[Problem requirements]
Type the listing below out again exactly. No images.

#####

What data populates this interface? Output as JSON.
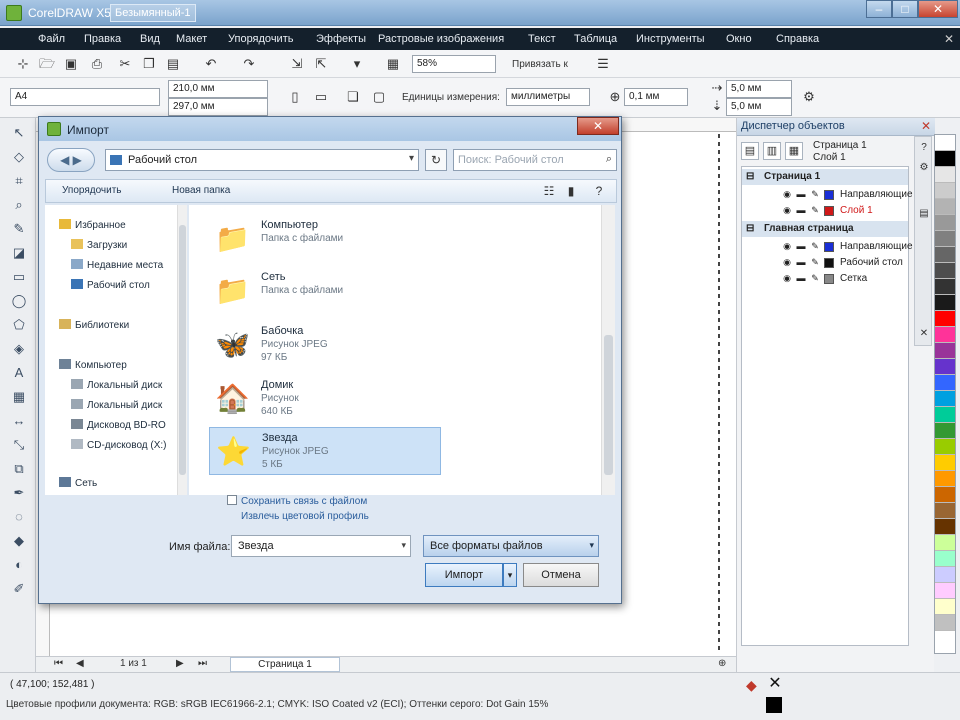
{
  "window": {
    "app_title": "CorelDRAW X5",
    "doc_title": "Безымянный-1",
    "controls": {
      "minimize": "–",
      "maximize": "□",
      "close": "✕"
    }
  },
  "menu": {
    "items": [
      "Файл",
      "Правка",
      "Вид",
      "Макет",
      "Упорядочить",
      "Эффекты",
      "Растровые изображения",
      "Текст",
      "Таблица",
      "Инструменты",
      "Окно",
      "Справка"
    ]
  },
  "toolbar": {
    "zoom_value": "58%",
    "snap_label": "Привязать к",
    "page_preset": "A4",
    "width_value": "210,0 мм",
    "height_value": "297,0 мм",
    "units_label": "Единицы измерения:",
    "units_value": "миллиметры",
    "nudge_value": "0,1 мм",
    "dup_x": "5,0 мм",
    "dup_y": "5,0 мм"
  },
  "docker": {
    "title": "Диспетчер объектов",
    "current_page": "Страница 1",
    "current_layer": "Слой 1",
    "tree": [
      {
        "kind": "head",
        "label": "Страница 1"
      },
      {
        "kind": "layer",
        "label": "Направляющие",
        "color": "#1a2fd6"
      },
      {
        "kind": "layer",
        "label": "Слой 1",
        "color": "#d01818"
      },
      {
        "kind": "head",
        "label": "Главная страница"
      },
      {
        "kind": "layer",
        "label": "Направляющие",
        "color": "#1a2fd6"
      },
      {
        "kind": "layer",
        "label": "Рабочий стол",
        "color": "#111111"
      },
      {
        "kind": "layer",
        "label": "Сетка",
        "color": "#888888"
      }
    ]
  },
  "page_nav": {
    "counter": "1 из 1",
    "page_tab": "Страница 1"
  },
  "status": {
    "coords": "( 47,100; 152,481 )",
    "color_profile": "Цветовые профили документа: RGB: sRGB IEC61966-2.1; CMYK: ISO Coated v2 (ECI); Оттенки серого: Dot Gain 15%"
  },
  "palette": [
    "#ffffff",
    "#000000",
    "#e6e6e6",
    "#cccccc",
    "#b3b3b3",
    "#999999",
    "#808080",
    "#666666",
    "#4d4d4d",
    "#333333",
    "#1a1a1a",
    "#ff0000",
    "#ff3399",
    "#993399",
    "#6633cc",
    "#3366ff",
    "#00a0e0",
    "#00cc99",
    "#339933",
    "#99cc00",
    "#ffcc00",
    "#ff9900",
    "#cc6600",
    "#996633",
    "#663300",
    "#ccff99",
    "#99ffcc",
    "#ccccff",
    "#ffccff",
    "#ffffcc",
    "#c0c0c0"
  ],
  "dialog": {
    "title": "Импорт",
    "address": "Рабочий стол",
    "search_placeholder": "Поиск: Рабочий стол",
    "organize": "Упорядочить",
    "new_folder": "Новая папка",
    "nav": {
      "favorites": "Избранное",
      "downloads": "Загрузки",
      "recent": "Недавние места",
      "desktop": "Рабочий стол",
      "libraries": "Библиотеки",
      "computer": "Компьютер",
      "local1": "Локальный диск",
      "local2": "Локальный диск",
      "dvd": "Дисковод BD-RO",
      "cd": "CD-дисковод (X:)",
      "network": "Сеть"
    },
    "files": [
      {
        "name": "Компьютер",
        "type": "Папка с файлами",
        "size": "",
        "icon": "📁"
      },
      {
        "name": "Сеть",
        "type": "Папка с файлами",
        "size": "",
        "icon": "📁"
      },
      {
        "name": "Бабочка",
        "type": "Рисунок JPEG",
        "size": "97 КБ",
        "icon": "🦋"
      },
      {
        "name": "Домик",
        "type": "Рисунок",
        "size": "640 КБ",
        "icon": "🏠"
      },
      {
        "name": "Звезда",
        "type": "Рисунок JPEG",
        "size": "5 КБ",
        "icon": "⭐"
      }
    ],
    "opt_maintain": "Сохранить связь с файлом",
    "opt_extract": "Извлечь цветовой профиль",
    "file_name_label": "Имя файла:",
    "file_name_value": "Звезда",
    "file_type": "Все форматы файлов",
    "import_button": "Импорт",
    "cancel_button": "Отмена"
  }
}
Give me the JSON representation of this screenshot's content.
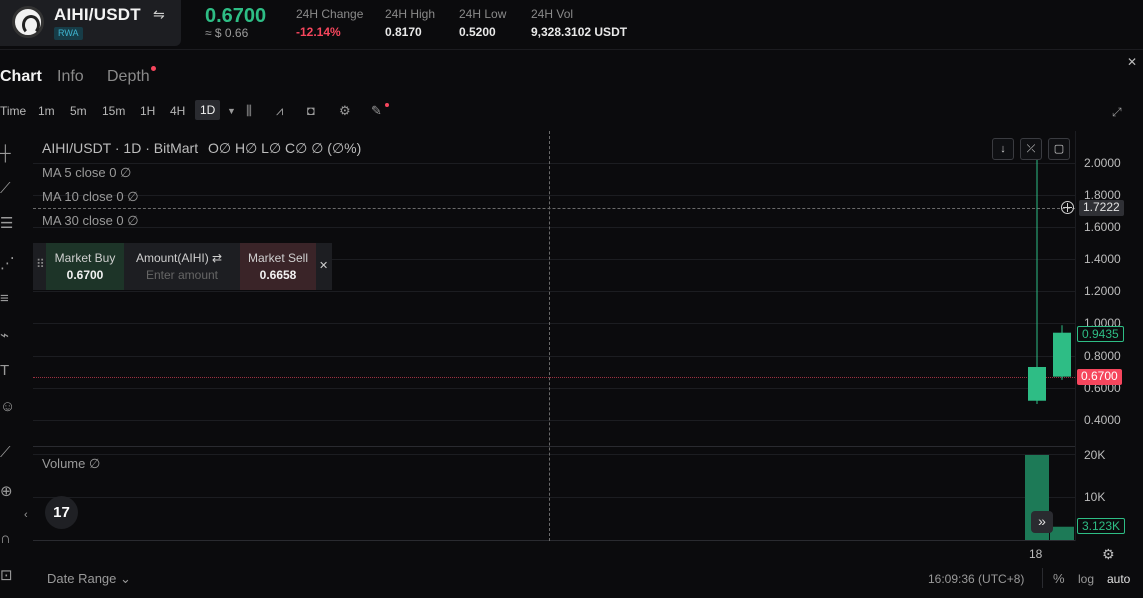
{
  "header": {
    "pair": "AIHI/USDT",
    "badge": "RWA",
    "last_price": "0.6700",
    "usd_price": "≈ $ 0.66",
    "stats": [
      {
        "label": "24H Change",
        "value": "-12.14%",
        "color": "#f6465d"
      },
      {
        "label": "24H High",
        "value": "0.8170"
      },
      {
        "label": "24H Low",
        "value": "0.5200"
      },
      {
        "label": "24H Vol",
        "value": "9,328.3102 USDT"
      }
    ]
  },
  "tabs": {
    "chart": "Chart",
    "info": "Info",
    "depth": "Depth"
  },
  "toolbar": {
    "timeframes": [
      "Time",
      "1m",
      "5m",
      "15m",
      "1H",
      "4H",
      "1D"
    ],
    "active": "1D",
    "icons": [
      "chevron-down-icon",
      "candle-type-icon",
      "indicators-icon",
      "camera-icon",
      "gear-icon",
      "pencil-icon"
    ]
  },
  "chart": {
    "legend_title": "AIHI/USDT · 1D · BitMart",
    "ohlc": "O∅ H∅ L∅ C∅ ∅ (∅%)",
    "ma": [
      "MA 5 close 0 ∅",
      "MA 10 close 0 ∅",
      "MA 30 close 0 ∅"
    ],
    "y_ticks": [
      "2.0000",
      "1.8000",
      "1.6000",
      "1.4000",
      "1.2000",
      "1.0000",
      "0.8000",
      "0.6000",
      "0.4000"
    ],
    "crosshair_price": "1.7222",
    "close_tag": "0.9435",
    "last_tag": "0.6700",
    "volume_label": "Volume ∅",
    "vol_ticks": [
      "20K",
      "10K"
    ],
    "vol_tag": "3.123K",
    "x_label": "18",
    "colors": {
      "up": "#2ebd85",
      "down": "#f6465d"
    }
  },
  "chart_data": {
    "type": "candlestick",
    "ylim": [
      0.3,
      2.1
    ],
    "candles": [
      {
        "x": "17",
        "open": 0.52,
        "high": 2.05,
        "low": 0.5,
        "close": 0.73,
        "volume": 20000
      },
      {
        "x": "18",
        "open": 0.67,
        "high": 0.99,
        "low": 0.65,
        "close": 0.9435,
        "volume": 3123
      }
    ],
    "y_ticks": [
      2.0,
      1.8,
      1.6,
      1.4,
      1.2,
      1.0,
      0.8,
      0.6,
      0.4
    ],
    "vol_ticks": [
      "20K",
      "10K"
    ],
    "vol_max": 20000
  },
  "trade_panel": {
    "buy_label": "Market Buy",
    "buy_price": "0.6700",
    "amount_label": "Amount(AIHI) ⇄",
    "amount_placeholder": "Enter amount",
    "sell_label": "Market Sell",
    "sell_price": "0.6658"
  },
  "footer": {
    "date_range": "Date Range ⌄",
    "time": "16:09:36 (UTC+8)",
    "pct": "%",
    "log": "log",
    "auto": "auto"
  }
}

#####

[Expected answer]
What data populates this interface? Output as JSON.
{
  "window": {
    "app_title": "CorelDRAW X5",
    "doc_title": "Безымянный-1",
    "controls": {
      "minimize": "–",
      "maximize": "□",
      "close": "✕"
    }
  },
  "menu": {
    "items": [
      "Файл",
      "Правка",
      "Вид",
      "Макет",
      "Упорядочить",
      "Эффекты",
      "Растровые изображения",
      "Текст",
      "Таблица",
      "Инструменты",
      "Окно",
      "Справка"
    ]
  },
  "toolbar": {
    "zoom_value": "58%",
    "snap_label": "Привязать к",
    "page_preset": "A4",
    "width_value": "210,0 мм",
    "height_value": "297,0 мм",
    "units_label": "Единицы измерения:",
    "units_value": "миллиметры",
    "nudge_value": "0,1 мм",
    "dup_x": "5,0 мм",
    "dup_y": "5,0 мм"
  },
  "docker": {
    "title": "Диспетчер объектов",
    "current_page": "Страница 1",
    "current_layer": "Слой 1",
    "tree": [
      {
        "kind": "head",
        "label": "Страница 1"
      },
      {
        "kind": "layer",
        "label": "Направляющие",
        "color": "#1a2fd6"
      },
      {
        "kind": "layer",
        "label": "Слой 1",
        "color": "#d01818"
      },
      {
        "kind": "head",
        "label": "Главная страница"
      },
      {
        "kind": "layer",
        "label": "Направляющие",
        "color": "#1a2fd6"
      },
      {
        "kind": "layer",
        "label": "Рабочий стол",
        "color": "#111111"
      },
      {
        "kind": "layer",
        "label": "Сетка",
        "color": "#888888"
      }
    ]
  },
  "page_nav": {
    "counter": "1 из 1",
    "page_tab": "Страница 1"
  },
  "status": {
    "coords": "( 47,100; 152,481 )",
    "color_profile": "Цветовые профили документа: RGB: sRGB IEC61966-2.1; CMYK: ISO Coated v2 (ECI); Оттенки серого: Dot Gain 15%"
  },
  "palette": [
    "#ffffff",
    "#000000",
    "#e6e6e6",
    "#cccccc",
    "#b3b3b3",
    "#999999",
    "#808080",
    "#666666",
    "#4d4d4d",
    "#333333",
    "#1a1a1a",
    "#ff0000",
    "#ff3399",
    "#993399",
    "#6633cc",
    "#3366ff",
    "#00a0e0",
    "#00cc99",
    "#339933",
    "#99cc00",
    "#ffcc00",
    "#ff9900",
    "#cc6600",
    "#996633",
    "#663300",
    "#ccff99",
    "#99ffcc",
    "#ccccff",
    "#ffccff",
    "#ffffcc",
    "#c0c0c0"
  ],
  "dialog": {
    "title": "Импорт",
    "address": "Рабочий стол",
    "search_placeholder": "Поиск: Рабочий стол",
    "organize": "Упорядочить",
    "new_folder": "Новая папка",
    "nav": {
      "favorites": "Избранное",
      "downloads": "Загрузки",
      "recent": "Недавние места",
      "desktop": "Рабочий стол",
      "libraries": "Библиотеки",
      "computer": "Компьютер",
      "local1": "Локальный диск",
      "local2": "Локальный диск",
      "dvd": "Дисковод BD-RO",
      "cd": "CD-дисковод (X:)",
      "network": "Сеть"
    },
    "files": [
      {
        "name": "Компьютер",
        "type": "Папка с файлами",
        "size": "",
        "icon": "📁"
      },
      {
        "name": "Сеть",
        "type": "Папка с файлами",
        "size": "",
        "icon": "📁"
      },
      {
        "name": "Бабочка",
        "type": "Рисунок JPEG",
        "size": "97 КБ",
        "icon": "🦋"
      },
      {
        "name": "Домик",
        "type": "Рисунок",
        "size": "640 КБ",
        "icon": "🏠"
      },
      {
        "name": "Звезда",
        "type": "Рисунок JPEG",
        "size": "5 КБ",
        "icon": "⭐"
      }
    ],
    "opt_maintain": "Сохранить связь с файлом",
    "opt_extract": "Извлечь цветовой профиль",
    "file_name_label": "Имя файла:",
    "file_name_value": "Звезда",
    "file_type": "Все форматы файлов",
    "import_button": "Импорт",
    "cancel_button": "Отмена"
  }
}
Give me the JSON representation of this screenshot's content.
{
  "header": {
    "pair": "AIHI/USDT",
    "badge": "RWA",
    "last_price": "0.6700",
    "usd_price": "≈ $ 0.66",
    "stats": [
      {
        "label": "24H Change",
        "value": "-12.14%",
        "color": "#f6465d"
      },
      {
        "label": "24H High",
        "value": "0.8170"
      },
      {
        "label": "24H Low",
        "value": "0.5200"
      },
      {
        "label": "24H Vol",
        "value": "9,328.3102 USDT"
      }
    ]
  },
  "tabs": {
    "chart": "Chart",
    "info": "Info",
    "depth": "Depth"
  },
  "toolbar": {
    "timeframes": [
      "Time",
      "1m",
      "5m",
      "15m",
      "1H",
      "4H",
      "1D"
    ],
    "active": "1D",
    "icons": [
      "chevron-down-icon",
      "candle-type-icon",
      "indicators-icon",
      "camera-icon",
      "gear-icon",
      "pencil-icon"
    ]
  },
  "chart": {
    "legend_title": "AIHI/USDT · 1D · BitMart",
    "ohlc": "O∅ H∅ L∅ C∅ ∅ (∅%)",
    "ma": [
      "MA 5 close 0 ∅",
      "MA 10 close 0 ∅",
      "MA 30 close 0 ∅"
    ],
    "y_ticks": [
      "2.0000",
      "1.8000",
      "1.6000",
      "1.4000",
      "1.2000",
      "1.0000",
      "0.8000",
      "0.6000",
      "0.4000"
    ],
    "crosshair_price": "1.7222",
    "close_tag": "0.9435",
    "last_tag": "0.6700",
    "volume_label": "Volume ∅",
    "vol_ticks": [
      "20K",
      "10K"
    ],
    "vol_tag": "3.123K",
    "x_label": "18",
    "colors": {
      "up": "#2ebd85",
      "down": "#f6465d"
    }
  },
  "chart_data": {
    "type": "candlestick",
    "ylim": [
      0.3,
      2.1
    ],
    "candles": [
      {
        "x": "17",
        "open": 0.52,
        "high": 2.05,
        "low": 0.5,
        "close": 0.73,
        "volume": 20000
      },
      {
        "x": "18",
        "open": 0.67,
        "high": 0.99,
        "low": 0.65,
        "close": 0.9435,
        "volume": 3123
      }
    ],
    "y_ticks": [
      2.0,
      1.8,
      1.6,
      1.4,
      1.2,
      1.0,
      0.8,
      0.6,
      0.4
    ],
    "vol_ticks": [
      "20K",
      "10K"
    ],
    "vol_max": 20000
  },
  "trade_panel": {
    "buy_label": "Market Buy",
    "buy_price": "0.6700",
    "amount_label": "Amount(AIHI) ⇄",
    "amount_placeholder": "Enter amount",
    "sell_label": "Market Sell",
    "sell_price": "0.6658"
  },
  "footer": {
    "date_range": "Date Range ⌄",
    "time": "16:09:36 (UTC+8)",
    "pct": "%",
    "log": "log",
    "auto": "auto"
  }
}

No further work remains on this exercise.